══ Data section ══
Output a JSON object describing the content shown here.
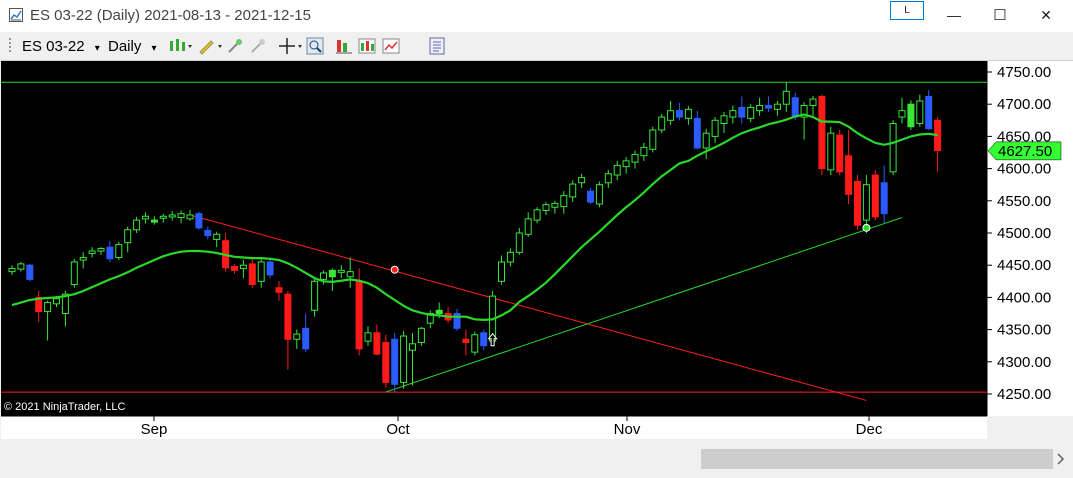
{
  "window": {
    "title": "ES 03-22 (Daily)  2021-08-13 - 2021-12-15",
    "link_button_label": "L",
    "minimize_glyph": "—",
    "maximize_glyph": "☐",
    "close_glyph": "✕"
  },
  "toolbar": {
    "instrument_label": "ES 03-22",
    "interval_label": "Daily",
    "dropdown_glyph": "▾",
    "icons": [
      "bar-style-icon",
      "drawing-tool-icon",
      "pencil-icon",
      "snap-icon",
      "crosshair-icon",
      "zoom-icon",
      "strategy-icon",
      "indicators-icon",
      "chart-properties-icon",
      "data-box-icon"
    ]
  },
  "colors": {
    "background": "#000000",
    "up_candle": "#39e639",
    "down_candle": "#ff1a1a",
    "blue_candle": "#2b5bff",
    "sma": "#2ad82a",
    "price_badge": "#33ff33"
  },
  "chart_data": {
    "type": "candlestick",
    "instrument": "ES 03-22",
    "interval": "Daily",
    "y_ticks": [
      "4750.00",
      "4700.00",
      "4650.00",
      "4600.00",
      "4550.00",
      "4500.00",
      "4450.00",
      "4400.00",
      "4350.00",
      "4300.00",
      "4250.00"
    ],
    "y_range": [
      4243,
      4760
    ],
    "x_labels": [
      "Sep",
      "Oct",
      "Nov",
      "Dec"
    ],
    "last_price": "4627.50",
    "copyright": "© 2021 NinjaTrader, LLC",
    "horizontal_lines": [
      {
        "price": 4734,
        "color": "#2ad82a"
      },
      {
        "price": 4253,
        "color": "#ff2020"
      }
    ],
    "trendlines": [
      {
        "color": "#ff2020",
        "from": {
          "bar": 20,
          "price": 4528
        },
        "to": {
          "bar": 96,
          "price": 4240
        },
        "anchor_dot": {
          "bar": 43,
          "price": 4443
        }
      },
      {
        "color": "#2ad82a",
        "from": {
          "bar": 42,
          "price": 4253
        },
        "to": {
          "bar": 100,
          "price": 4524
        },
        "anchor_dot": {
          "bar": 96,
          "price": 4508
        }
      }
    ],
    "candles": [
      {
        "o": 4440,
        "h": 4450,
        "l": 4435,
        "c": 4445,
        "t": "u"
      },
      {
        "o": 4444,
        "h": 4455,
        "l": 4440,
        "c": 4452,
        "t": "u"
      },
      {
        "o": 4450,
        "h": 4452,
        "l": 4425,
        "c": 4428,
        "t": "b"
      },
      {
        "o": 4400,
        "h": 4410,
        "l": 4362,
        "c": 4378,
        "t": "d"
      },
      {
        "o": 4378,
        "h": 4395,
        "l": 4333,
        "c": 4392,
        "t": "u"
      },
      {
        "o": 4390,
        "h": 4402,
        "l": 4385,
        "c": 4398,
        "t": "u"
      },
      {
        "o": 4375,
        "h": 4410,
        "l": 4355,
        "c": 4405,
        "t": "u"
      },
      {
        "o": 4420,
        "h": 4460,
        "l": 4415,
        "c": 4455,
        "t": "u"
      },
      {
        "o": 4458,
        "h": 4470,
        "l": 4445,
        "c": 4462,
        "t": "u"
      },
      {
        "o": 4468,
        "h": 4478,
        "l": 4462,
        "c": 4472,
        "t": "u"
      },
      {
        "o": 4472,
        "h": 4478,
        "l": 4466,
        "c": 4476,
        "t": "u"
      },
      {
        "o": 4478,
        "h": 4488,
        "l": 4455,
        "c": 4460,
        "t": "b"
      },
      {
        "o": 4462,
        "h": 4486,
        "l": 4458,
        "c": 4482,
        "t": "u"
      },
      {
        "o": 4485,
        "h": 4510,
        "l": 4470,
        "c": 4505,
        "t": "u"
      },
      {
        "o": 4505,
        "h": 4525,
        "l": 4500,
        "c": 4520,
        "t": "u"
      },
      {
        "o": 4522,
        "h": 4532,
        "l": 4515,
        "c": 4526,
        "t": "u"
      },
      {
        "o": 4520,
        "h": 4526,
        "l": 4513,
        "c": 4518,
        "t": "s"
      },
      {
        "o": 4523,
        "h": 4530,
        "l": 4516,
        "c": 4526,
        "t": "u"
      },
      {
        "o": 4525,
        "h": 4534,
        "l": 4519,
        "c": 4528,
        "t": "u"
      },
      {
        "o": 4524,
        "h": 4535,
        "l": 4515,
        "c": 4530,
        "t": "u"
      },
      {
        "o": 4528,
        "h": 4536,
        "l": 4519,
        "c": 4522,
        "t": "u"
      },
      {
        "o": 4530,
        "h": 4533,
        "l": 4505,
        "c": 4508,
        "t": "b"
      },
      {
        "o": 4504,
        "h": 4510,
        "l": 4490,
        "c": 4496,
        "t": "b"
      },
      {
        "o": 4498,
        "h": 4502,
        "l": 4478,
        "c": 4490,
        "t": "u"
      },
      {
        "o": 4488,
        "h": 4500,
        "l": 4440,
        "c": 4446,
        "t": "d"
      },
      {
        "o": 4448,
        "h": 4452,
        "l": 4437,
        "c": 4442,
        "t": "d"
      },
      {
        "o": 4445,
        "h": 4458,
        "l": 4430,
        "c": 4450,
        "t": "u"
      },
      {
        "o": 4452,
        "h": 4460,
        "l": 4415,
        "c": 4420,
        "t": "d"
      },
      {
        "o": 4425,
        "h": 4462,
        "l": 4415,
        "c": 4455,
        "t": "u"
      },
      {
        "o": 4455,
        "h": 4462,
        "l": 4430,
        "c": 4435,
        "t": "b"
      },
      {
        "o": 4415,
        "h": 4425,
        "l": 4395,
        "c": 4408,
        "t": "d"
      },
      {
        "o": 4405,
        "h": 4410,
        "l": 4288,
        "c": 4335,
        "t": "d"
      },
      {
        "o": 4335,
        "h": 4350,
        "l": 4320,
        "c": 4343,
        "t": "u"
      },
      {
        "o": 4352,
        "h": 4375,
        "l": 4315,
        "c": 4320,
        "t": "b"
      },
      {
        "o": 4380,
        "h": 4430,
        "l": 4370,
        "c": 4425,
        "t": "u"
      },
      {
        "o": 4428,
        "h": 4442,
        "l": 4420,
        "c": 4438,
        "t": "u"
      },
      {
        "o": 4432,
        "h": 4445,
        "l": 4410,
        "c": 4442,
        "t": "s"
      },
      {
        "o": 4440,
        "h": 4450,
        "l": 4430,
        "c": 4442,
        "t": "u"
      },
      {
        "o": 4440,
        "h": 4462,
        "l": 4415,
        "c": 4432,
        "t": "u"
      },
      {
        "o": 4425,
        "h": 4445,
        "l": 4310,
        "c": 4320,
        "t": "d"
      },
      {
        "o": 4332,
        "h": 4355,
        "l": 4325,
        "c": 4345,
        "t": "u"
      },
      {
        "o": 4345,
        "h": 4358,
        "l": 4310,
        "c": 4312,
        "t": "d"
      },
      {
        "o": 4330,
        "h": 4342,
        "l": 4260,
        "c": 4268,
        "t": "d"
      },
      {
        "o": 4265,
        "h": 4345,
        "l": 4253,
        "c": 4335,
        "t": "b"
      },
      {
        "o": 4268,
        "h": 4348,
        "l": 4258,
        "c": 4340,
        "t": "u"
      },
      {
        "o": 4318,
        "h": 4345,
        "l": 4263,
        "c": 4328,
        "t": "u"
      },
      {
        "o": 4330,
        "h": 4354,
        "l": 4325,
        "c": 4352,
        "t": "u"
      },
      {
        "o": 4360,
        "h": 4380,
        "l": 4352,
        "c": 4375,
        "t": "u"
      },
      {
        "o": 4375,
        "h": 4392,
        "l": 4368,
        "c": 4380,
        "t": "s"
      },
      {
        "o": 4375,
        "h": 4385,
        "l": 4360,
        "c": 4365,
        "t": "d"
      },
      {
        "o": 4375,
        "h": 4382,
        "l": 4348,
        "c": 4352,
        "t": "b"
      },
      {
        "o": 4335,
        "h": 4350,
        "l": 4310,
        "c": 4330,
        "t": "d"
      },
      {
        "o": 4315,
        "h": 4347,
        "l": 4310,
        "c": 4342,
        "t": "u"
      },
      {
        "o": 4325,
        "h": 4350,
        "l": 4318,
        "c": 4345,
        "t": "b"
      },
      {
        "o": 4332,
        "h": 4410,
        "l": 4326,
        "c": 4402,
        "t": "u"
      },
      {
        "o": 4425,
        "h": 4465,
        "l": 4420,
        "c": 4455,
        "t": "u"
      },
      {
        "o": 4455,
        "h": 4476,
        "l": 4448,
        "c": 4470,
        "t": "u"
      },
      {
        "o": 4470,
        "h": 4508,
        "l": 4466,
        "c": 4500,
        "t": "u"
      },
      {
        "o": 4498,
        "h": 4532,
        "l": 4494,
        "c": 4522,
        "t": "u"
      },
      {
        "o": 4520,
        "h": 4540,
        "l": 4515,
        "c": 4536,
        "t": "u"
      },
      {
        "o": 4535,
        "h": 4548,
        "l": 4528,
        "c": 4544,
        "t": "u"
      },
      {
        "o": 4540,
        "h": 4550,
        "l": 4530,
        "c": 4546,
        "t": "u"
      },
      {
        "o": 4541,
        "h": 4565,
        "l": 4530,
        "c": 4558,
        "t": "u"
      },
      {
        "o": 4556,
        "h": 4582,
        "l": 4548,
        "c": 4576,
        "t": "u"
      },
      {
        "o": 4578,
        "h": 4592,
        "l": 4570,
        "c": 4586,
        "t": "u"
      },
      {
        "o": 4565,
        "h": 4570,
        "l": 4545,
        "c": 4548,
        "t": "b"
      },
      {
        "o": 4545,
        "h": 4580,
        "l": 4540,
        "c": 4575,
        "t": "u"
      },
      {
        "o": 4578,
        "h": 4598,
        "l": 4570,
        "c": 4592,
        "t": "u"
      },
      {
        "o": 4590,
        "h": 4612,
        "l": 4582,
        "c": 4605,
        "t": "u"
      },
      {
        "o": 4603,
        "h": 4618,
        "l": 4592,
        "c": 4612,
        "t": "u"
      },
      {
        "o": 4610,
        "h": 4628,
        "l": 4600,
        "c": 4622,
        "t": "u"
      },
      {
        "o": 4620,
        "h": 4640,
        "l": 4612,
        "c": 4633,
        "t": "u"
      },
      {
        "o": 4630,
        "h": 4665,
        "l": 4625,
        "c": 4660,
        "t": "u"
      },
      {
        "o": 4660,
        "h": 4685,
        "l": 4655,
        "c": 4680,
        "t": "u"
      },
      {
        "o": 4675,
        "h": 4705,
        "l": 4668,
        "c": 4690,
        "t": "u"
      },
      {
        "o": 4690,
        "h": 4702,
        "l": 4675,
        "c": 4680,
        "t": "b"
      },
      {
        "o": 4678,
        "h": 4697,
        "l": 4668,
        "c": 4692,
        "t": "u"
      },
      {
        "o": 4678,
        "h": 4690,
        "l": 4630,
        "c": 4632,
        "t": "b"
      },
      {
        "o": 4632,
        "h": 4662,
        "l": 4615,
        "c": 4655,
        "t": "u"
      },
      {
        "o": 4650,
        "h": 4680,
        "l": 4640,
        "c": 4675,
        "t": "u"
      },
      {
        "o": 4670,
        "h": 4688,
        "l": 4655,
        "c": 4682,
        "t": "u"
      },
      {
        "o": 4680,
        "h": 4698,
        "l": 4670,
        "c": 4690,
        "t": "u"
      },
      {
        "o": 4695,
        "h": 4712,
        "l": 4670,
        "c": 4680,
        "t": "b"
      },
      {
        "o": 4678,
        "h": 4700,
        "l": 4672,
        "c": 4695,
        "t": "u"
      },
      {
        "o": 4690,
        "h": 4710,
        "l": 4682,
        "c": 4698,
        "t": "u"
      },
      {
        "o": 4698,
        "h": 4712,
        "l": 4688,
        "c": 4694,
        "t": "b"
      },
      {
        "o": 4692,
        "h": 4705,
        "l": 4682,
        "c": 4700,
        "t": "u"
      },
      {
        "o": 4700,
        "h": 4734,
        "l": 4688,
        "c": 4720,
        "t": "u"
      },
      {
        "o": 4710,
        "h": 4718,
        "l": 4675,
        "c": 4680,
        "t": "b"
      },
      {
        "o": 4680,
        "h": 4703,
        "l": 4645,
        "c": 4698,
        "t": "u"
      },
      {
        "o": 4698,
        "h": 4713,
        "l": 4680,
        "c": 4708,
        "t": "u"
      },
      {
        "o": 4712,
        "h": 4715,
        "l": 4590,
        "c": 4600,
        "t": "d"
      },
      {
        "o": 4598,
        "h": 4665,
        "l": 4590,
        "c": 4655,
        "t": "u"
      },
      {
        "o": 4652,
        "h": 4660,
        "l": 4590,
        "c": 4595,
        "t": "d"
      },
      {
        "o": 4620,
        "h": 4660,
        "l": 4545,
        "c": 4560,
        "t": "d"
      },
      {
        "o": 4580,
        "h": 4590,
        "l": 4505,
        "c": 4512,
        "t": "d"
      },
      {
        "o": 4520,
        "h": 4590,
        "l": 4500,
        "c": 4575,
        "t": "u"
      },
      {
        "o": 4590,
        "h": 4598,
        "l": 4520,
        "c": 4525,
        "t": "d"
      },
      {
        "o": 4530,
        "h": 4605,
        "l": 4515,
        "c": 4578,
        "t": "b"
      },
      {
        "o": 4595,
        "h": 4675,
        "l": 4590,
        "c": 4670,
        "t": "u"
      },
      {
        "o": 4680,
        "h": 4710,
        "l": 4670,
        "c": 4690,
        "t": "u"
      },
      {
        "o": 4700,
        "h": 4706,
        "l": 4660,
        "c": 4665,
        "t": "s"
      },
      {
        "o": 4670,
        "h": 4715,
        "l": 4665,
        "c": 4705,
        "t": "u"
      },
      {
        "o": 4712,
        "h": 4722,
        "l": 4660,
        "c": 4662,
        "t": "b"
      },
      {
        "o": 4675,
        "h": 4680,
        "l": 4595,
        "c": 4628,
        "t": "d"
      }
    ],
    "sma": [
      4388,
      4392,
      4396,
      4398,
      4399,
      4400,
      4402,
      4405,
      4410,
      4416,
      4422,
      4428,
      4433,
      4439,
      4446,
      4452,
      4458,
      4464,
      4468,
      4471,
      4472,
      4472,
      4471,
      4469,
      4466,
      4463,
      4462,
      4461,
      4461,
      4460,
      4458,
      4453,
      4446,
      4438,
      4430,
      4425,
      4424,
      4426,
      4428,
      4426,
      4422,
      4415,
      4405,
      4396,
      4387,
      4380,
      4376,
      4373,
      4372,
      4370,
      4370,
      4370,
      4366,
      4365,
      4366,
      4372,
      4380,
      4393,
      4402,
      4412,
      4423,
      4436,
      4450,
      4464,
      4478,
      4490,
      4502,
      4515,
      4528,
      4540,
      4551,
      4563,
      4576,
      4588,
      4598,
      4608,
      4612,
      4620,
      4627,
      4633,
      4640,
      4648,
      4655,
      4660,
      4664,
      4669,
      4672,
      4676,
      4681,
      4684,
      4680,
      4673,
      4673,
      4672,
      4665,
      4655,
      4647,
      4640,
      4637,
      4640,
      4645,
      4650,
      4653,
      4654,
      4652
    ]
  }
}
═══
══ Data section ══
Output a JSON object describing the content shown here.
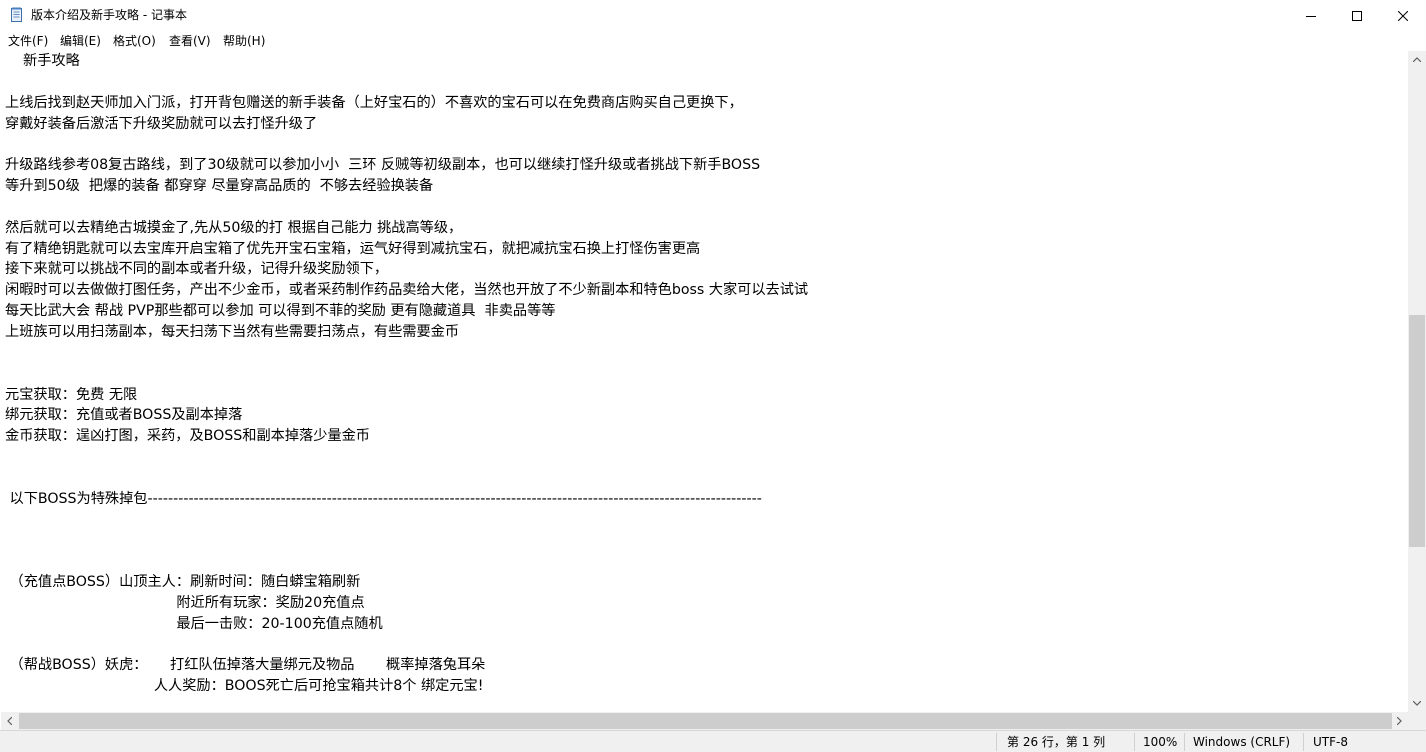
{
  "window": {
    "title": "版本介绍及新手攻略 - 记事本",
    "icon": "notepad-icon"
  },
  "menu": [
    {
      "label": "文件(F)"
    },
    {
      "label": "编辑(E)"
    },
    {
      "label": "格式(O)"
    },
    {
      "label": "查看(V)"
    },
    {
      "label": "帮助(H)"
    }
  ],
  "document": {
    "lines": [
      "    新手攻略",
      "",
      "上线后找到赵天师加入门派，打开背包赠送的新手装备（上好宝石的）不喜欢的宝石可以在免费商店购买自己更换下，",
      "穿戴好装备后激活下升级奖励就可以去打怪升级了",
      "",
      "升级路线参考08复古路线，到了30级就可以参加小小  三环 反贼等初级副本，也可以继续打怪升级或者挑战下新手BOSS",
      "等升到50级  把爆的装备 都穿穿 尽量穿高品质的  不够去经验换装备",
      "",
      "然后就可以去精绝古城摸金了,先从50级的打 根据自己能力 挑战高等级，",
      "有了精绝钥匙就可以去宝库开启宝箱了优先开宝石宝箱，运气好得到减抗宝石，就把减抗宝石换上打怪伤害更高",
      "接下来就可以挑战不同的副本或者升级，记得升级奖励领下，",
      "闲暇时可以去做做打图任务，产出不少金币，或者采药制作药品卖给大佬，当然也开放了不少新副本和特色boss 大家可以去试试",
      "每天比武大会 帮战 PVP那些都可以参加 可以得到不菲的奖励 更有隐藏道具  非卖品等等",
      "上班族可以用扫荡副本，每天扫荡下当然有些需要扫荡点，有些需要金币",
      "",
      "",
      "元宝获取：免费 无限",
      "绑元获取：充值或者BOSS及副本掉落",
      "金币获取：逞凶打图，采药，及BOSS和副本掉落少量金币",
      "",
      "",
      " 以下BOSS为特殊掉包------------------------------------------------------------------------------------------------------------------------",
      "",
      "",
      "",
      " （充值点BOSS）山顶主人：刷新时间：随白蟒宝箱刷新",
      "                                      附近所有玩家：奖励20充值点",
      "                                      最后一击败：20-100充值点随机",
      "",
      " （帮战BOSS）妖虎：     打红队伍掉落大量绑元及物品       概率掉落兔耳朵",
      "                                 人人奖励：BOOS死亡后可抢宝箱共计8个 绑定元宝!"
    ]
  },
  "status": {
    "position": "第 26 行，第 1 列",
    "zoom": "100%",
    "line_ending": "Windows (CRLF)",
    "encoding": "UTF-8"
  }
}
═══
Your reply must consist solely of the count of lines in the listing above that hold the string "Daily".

3